On My Mind: “I probably should be doing something else, but I have to do this first!”

I was catching up on the TAGteach list recently and discovered this thrilling news.

Carly Fleming wrote:

I just came across a website and blog by a professor of philosophy at Stanford, about what he calls “Structured Procrastination.” I am a HUGE procrastinator and also a perfectionist (which is mostly what his blog is about). I came across an entry talking about to-do lists that had so many elements of TAGteach in it that I had to share. Some of the ideas he used were:

  1.  Breaking things down into small attainable goals
  2. "TAG points" of 5 words or less (although some of his were a little longer)
  3. Physically checking off an item on the list (similar to getting a TAG or pulling a bead on the tagulator)

I hope someone finds this as interesting as I did. Carly

On My Mind: Visiting with Vets

Did you know that…

…more dogs (and cats) are turned in to shelters or euthanized for behavioral reasons than for any other problem?

…the average veterinary practice in the US loses approximately 15% of its patients a year, when pets are given away or otherwise disposed of by owners, usually because of behavioral problems?

On My Mind: My Dinner with Andre

Clicker friends

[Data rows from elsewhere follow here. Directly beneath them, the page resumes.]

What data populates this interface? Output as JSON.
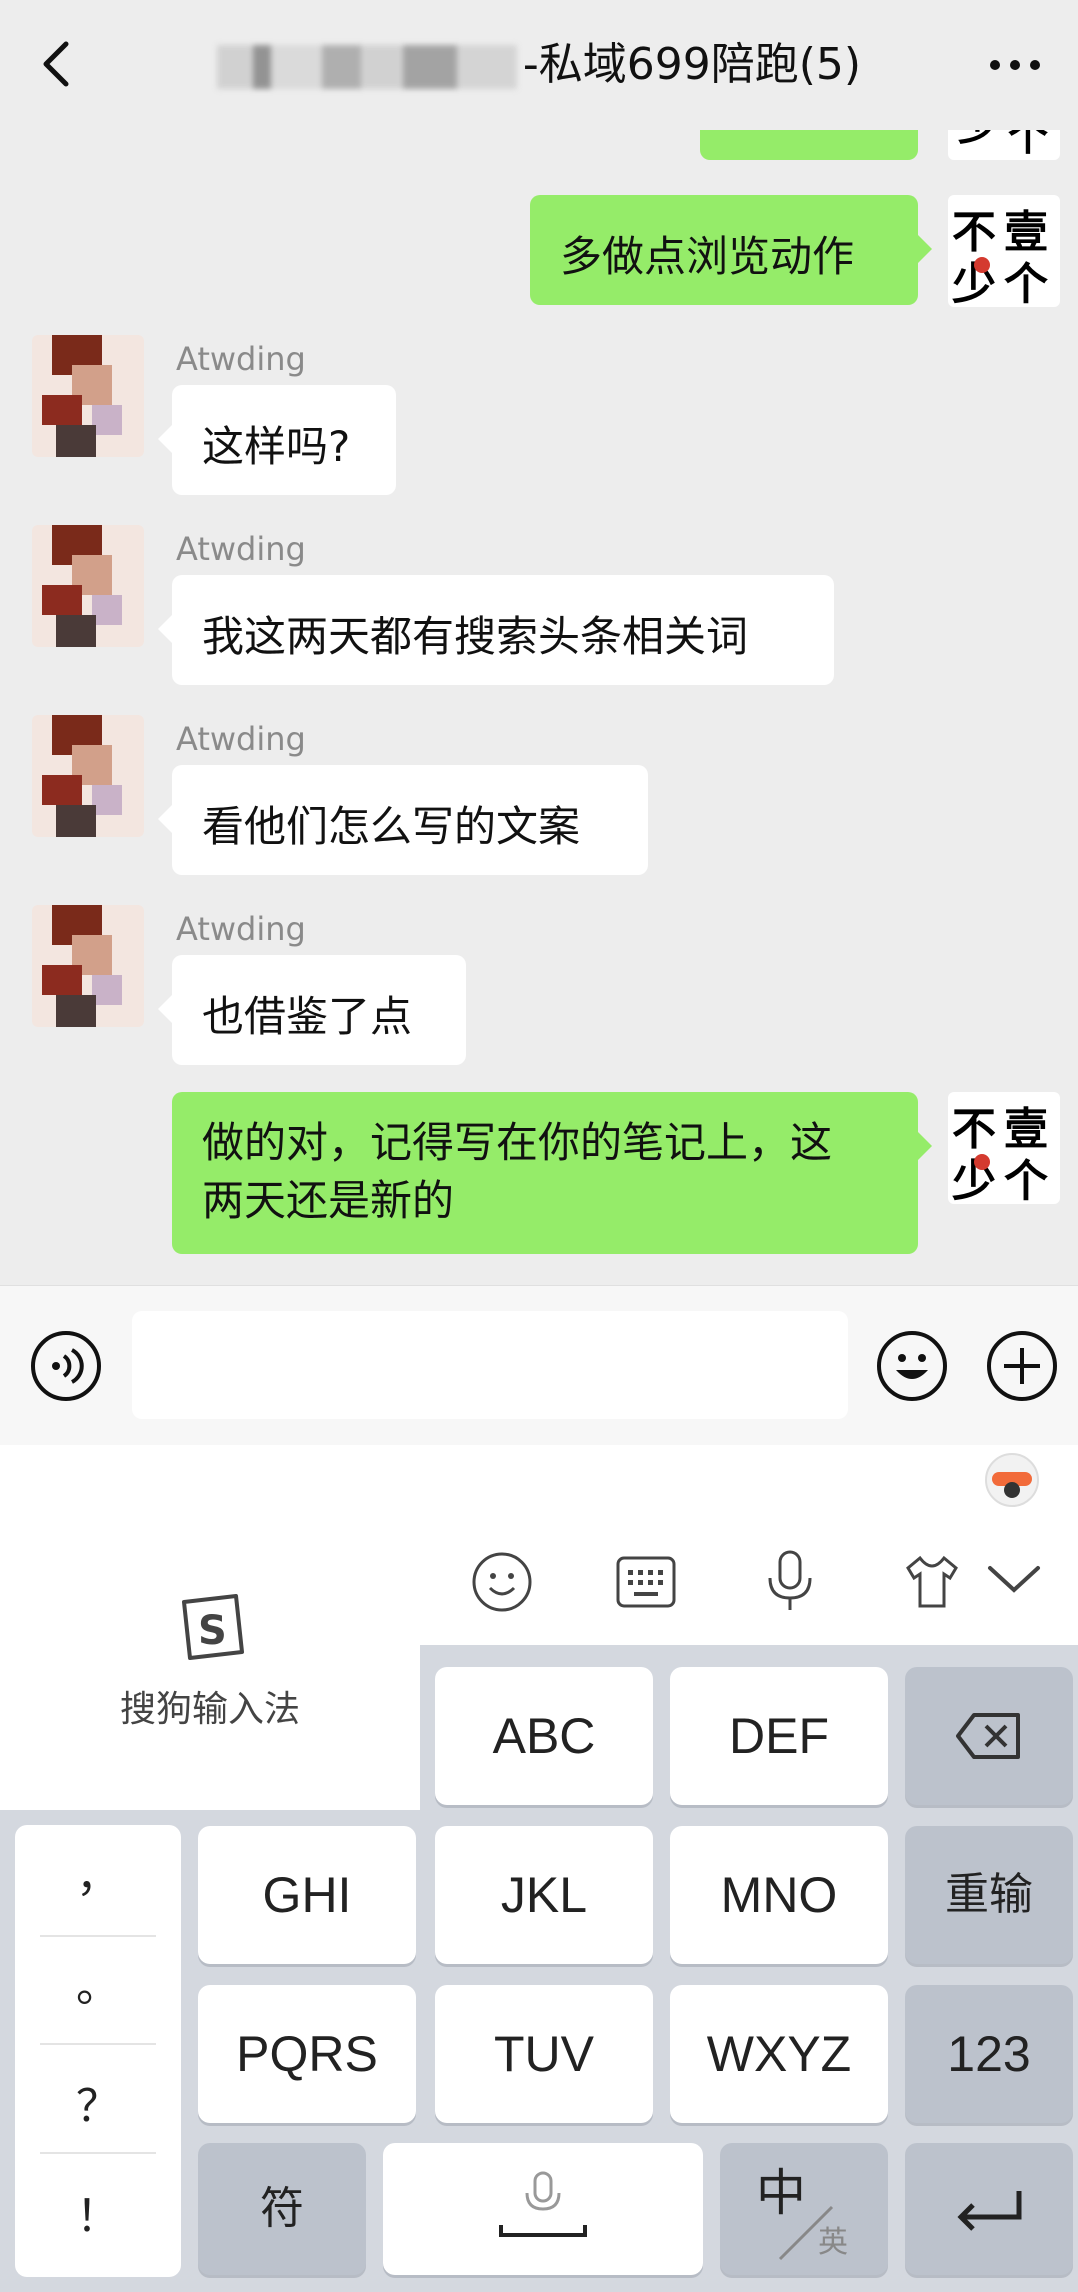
{
  "header": {
    "title_suffix": "-私域699陪跑(5)"
  },
  "messages": [
    {
      "side": "right",
      "text": "多做点浏览动作"
    },
    {
      "side": "left",
      "sender": "Atwding",
      "text": "这样吗?"
    },
    {
      "side": "left",
      "sender": "Atwding",
      "text": "我这两天都有搜索头条相关词"
    },
    {
      "side": "left",
      "sender": "Atwding",
      "text": "看他们怎么写的文案"
    },
    {
      "side": "left",
      "sender": "Atwding",
      "text": "也借鉴了点"
    },
    {
      "side": "right",
      "text_line1": "做的对，记得写在你的笔记上，这",
      "text_line2": "两天还是新的"
    }
  ],
  "my_avatar": {
    "chars": [
      "不",
      "壹",
      "少",
      "个"
    ]
  },
  "keyboard": {
    "brand_label": "搜狗输入法",
    "punctuation": [
      "，",
      "。",
      "？",
      "！"
    ],
    "keys": {
      "abc": "ABC",
      "def": "DEF",
      "ghi": "GHI",
      "jkl": "JKL",
      "mno": "MNO",
      "reenter": "重输",
      "pqrs": "PQRS",
      "tuv": "TUV",
      "wxyz": "WXYZ",
      "num": "123",
      "symbol": "符",
      "lang_main": "中",
      "lang_alt": "英"
    }
  },
  "colors": {
    "green_bubble": "#95ec69",
    "background": "#ededed",
    "keyboard_bg": "#d4d8df"
  }
}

At the most recent ClickerExpo, I met two new Certified Training Partners (CTP), graduates of Karen Pryor Academy’s (KPA) flagship Dog Trainer Program. They were Andre Yeu, who runs a dog training school in Toronto, and one of his teachers, Mirkka Koivusalo, from Finland. Soon after that I was scheduled to give a talk in Canada, at the University of Guelph. I e-mailed Andre and asked if after my university gig I could come to Toronto, visit his school, and meet some other KPA graduates from the area. Andre said that would be great!

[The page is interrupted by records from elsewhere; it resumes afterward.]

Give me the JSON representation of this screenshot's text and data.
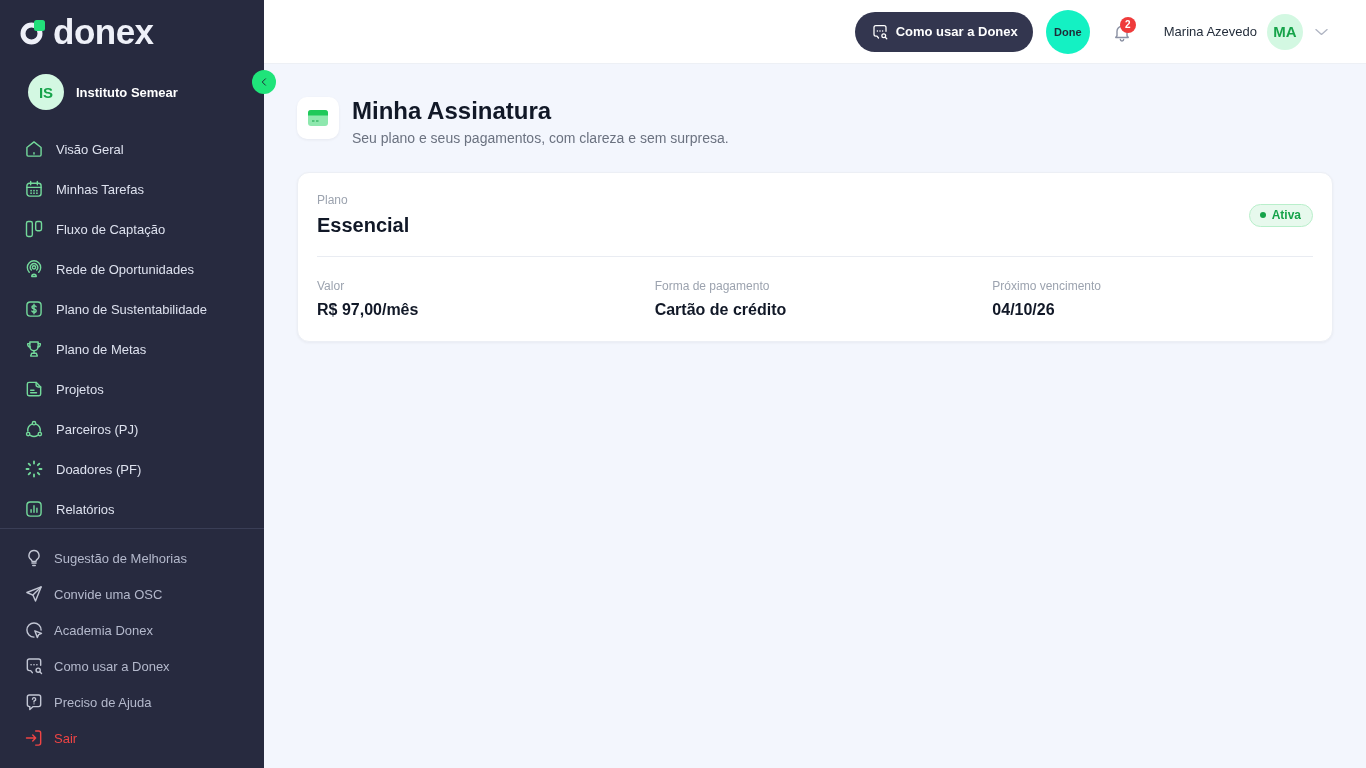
{
  "brand": {
    "name": "donex"
  },
  "organization": {
    "initials": "IS",
    "name": "Instituto Semear"
  },
  "sidebar": {
    "items": [
      {
        "label": "Visão Geral",
        "selected": false
      },
      {
        "label": "Minhas Tarefas",
        "selected": false
      },
      {
        "label": "Fluxo de Captação",
        "selected": false
      },
      {
        "label": "Rede de Oportunidades",
        "selected": false
      },
      {
        "label": "Plano de Sustentabilidade",
        "selected": false
      },
      {
        "label": "Plano de Metas",
        "selected": false
      },
      {
        "label": "Projetos",
        "selected": false
      },
      {
        "label": "Parceiros (PJ)",
        "selected": false
      },
      {
        "label": "Doadores (PF)",
        "selected": false
      },
      {
        "label": "Relatórios",
        "selected": false
      }
    ],
    "footer_items": [
      {
        "label": "Sugestão de Melhorias",
        "kind": "link"
      },
      {
        "label": "Convide uma OSC",
        "kind": "link"
      },
      {
        "label": "Academia Donex",
        "kind": "link"
      },
      {
        "label": "Como usar a Donex",
        "kind": "link"
      },
      {
        "label": "Preciso de Ajuda",
        "kind": "link"
      },
      {
        "label": "Sair",
        "kind": "logout"
      }
    ]
  },
  "topbar": {
    "help_button": "Como usar a Donex",
    "done_button": "Done",
    "notifications": {
      "count": "2"
    },
    "user": {
      "name": "Marina Azevedo",
      "initials": "MA"
    }
  },
  "page": {
    "title": "Minha Assinatura",
    "subtitle": "Seu plano e seus pagamentos, com clareza e sem surpresa."
  },
  "plan": {
    "label": "Plano",
    "name": "Essencial",
    "status": "Ativa",
    "details": [
      {
        "label": "Valor",
        "value": "R$ 97,00/mês"
      },
      {
        "label": "Forma de pagamento",
        "value": "Cartão de crédito"
      },
      {
        "label": "Próximo vencimento",
        "value": "04/10/26"
      }
    ]
  }
}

The Clicker Trainer: Remembering Wendy Schnipper Clayton

A note from Karen Pryor:

Clicker training is not just about training; it’s about living. When we teach clicker training, we want to see clicker skills “generalize,” become so ingrained that the first thought, in any situation, is to think, “How do I use reinforcers here?” instead of reaching for the punishers automatically.

This shift in perspective can change the way clicker trainers act. Newcomers to ClickerExpo often remark at how amazing it is to be in a large group where nearly everyone is calm and friendly. I think the absence of ire makes us all feel safe, even the dogs (who lie down and go to sleep). 

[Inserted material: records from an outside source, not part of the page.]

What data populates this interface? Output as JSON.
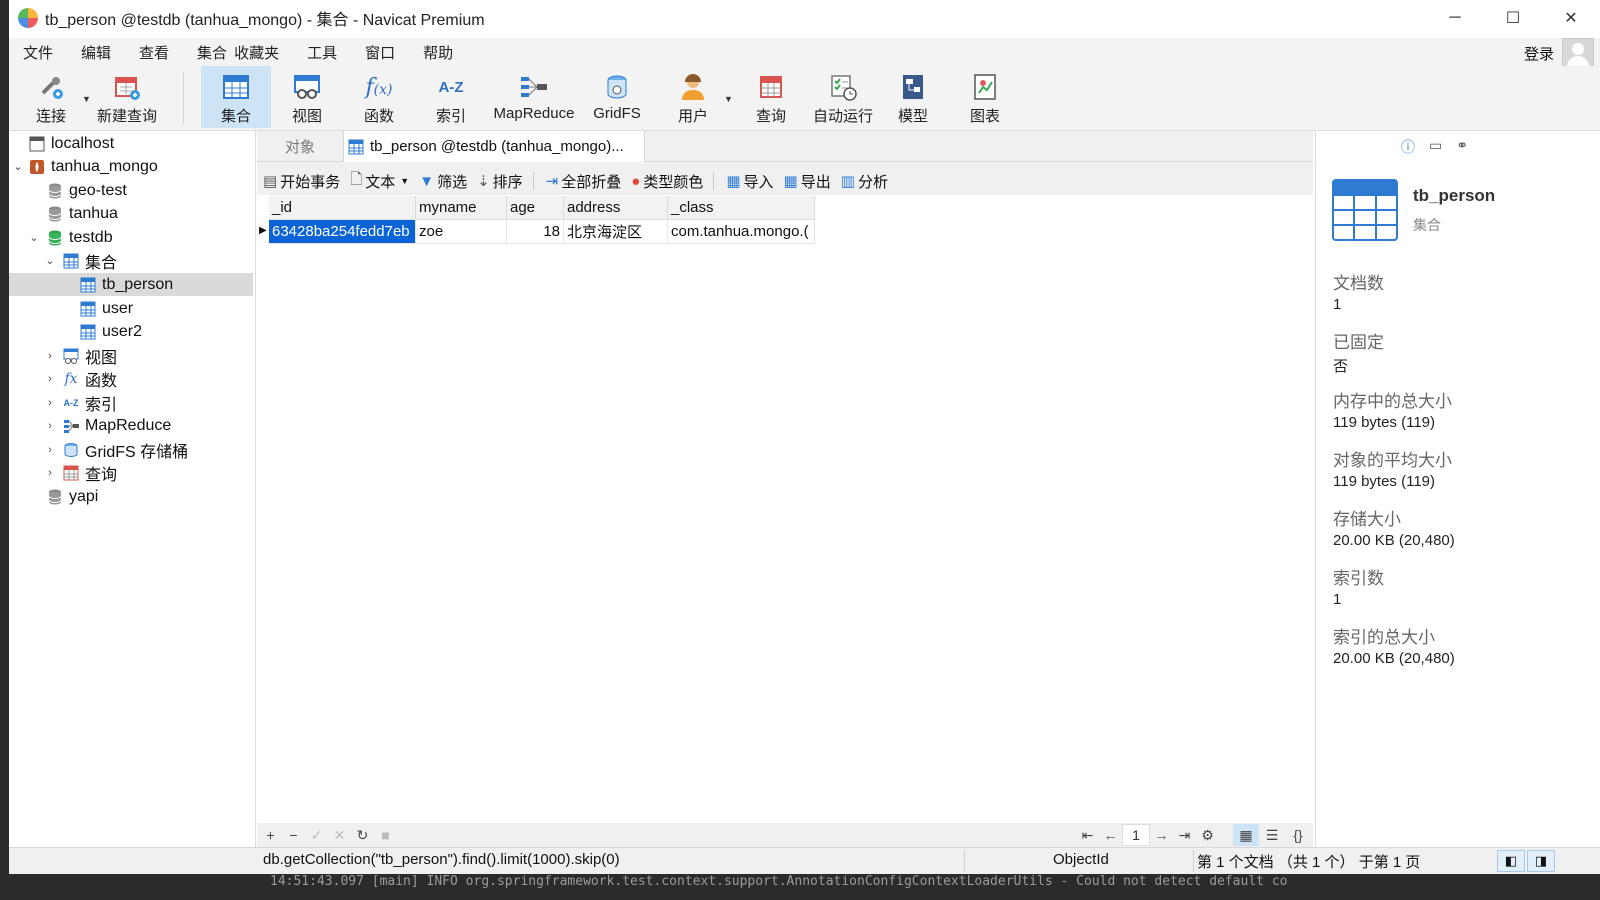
{
  "window": {
    "title": "tb_person @testdb (tanhua_mongo) - 集合 - Navicat Premium",
    "controls": [
      "─",
      "☐",
      "✕"
    ]
  },
  "menu": {
    "items": [
      "文件",
      "编辑",
      "查看",
      "集合",
      "收藏夹",
      "工具",
      "窗口",
      "帮助"
    ],
    "login": "登录"
  },
  "toolbar": {
    "buttons": [
      {
        "label": "连接",
        "icon": "connection-icon"
      },
      {
        "label": "新建查询",
        "icon": "new-query-icon"
      },
      {
        "label": "集合",
        "icon": "collection-icon",
        "active": true
      },
      {
        "label": "视图",
        "icon": "view-icon"
      },
      {
        "label": "函数",
        "icon": "function-icon"
      },
      {
        "label": "索引",
        "icon": "index-icon"
      },
      {
        "label": "MapReduce",
        "icon": "mapreduce-icon"
      },
      {
        "label": "GridFS",
        "icon": "gridfs-icon"
      },
      {
        "label": "用户",
        "icon": "user-icon"
      },
      {
        "label": "查询",
        "icon": "query-icon"
      },
      {
        "label": "自动运行",
        "icon": "automation-icon"
      },
      {
        "label": "模型",
        "icon": "model-icon"
      },
      {
        "label": "图表",
        "icon": "chart-icon"
      }
    ]
  },
  "tree": {
    "nodes": [
      {
        "label": "localhost"
      },
      {
        "label": "tanhua_mongo"
      },
      {
        "label": "geo-test"
      },
      {
        "label": "tanhua"
      },
      {
        "label": "testdb"
      },
      {
        "label": "集合"
      },
      {
        "label": "tb_person",
        "selected": true
      },
      {
        "label": "user"
      },
      {
        "label": "user2"
      },
      {
        "label": "视图"
      },
      {
        "label": "函数"
      },
      {
        "label": "索引"
      },
      {
        "label": "MapReduce"
      },
      {
        "label": "GridFS 存储桶"
      },
      {
        "label": "查询"
      },
      {
        "label": "yapi"
      }
    ]
  },
  "tabs": {
    "objects": "对象",
    "document": "tb_person @testdb (tanhua_mongo)..."
  },
  "subtoolbar": {
    "begin_tx": "开始事务",
    "text": "文本",
    "filter": "筛选",
    "sort": "排序",
    "collapse_all": "全部折叠",
    "type_color": "类型颜色",
    "import": "导入",
    "export": "导出",
    "analyze": "分析"
  },
  "grid": {
    "columns": [
      "_id",
      "myname",
      "age",
      "address",
      "_class"
    ],
    "rows": [
      {
        "_id": "63428ba254fedd7eb",
        "myname": "zoe",
        "age": "18",
        "address": "北京海淀区",
        "_class": "com.tanhua.mongo.("
      }
    ]
  },
  "pager": {
    "page": "1"
  },
  "info": {
    "name": "tb_person",
    "type": "集合",
    "fields": [
      {
        "label": "文档数",
        "value": "1"
      },
      {
        "label": "已固定",
        "value": "否"
      },
      {
        "label": "内存中的总大小",
        "value": "119 bytes (119)"
      },
      {
        "label": "对象的平均大小",
        "value": "119 bytes (119)"
      },
      {
        "label": "存储大小",
        "value": "20.00 KB (20,480)"
      },
      {
        "label": "索引数",
        "value": "1"
      },
      {
        "label": "索引的总大小",
        "value": "20.00 KB (20,480)"
      }
    ]
  },
  "status": {
    "query": "db.getCollection(\"tb_person\").find().limit(1000).skip(0)",
    "type": "ObjectId",
    "record": "第 1 个文档 （共 1 个） 于第 1 页"
  },
  "console_text": "14:51:43.097 [main] INFO org.springframework.test.context.support.AnnotationConfigContextLoaderUtils - Could not detect default co",
  "colors": {
    "accent": "#0a64d6",
    "active_toolbar": "#cde4f7",
    "selected_tree": "#dadada"
  }
}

On My Mind: Bedbugs!

I  received a phone call from the National Pest Management Association (NPMA). They were looking for a dog-training speaker for a conference about dogs and pest control.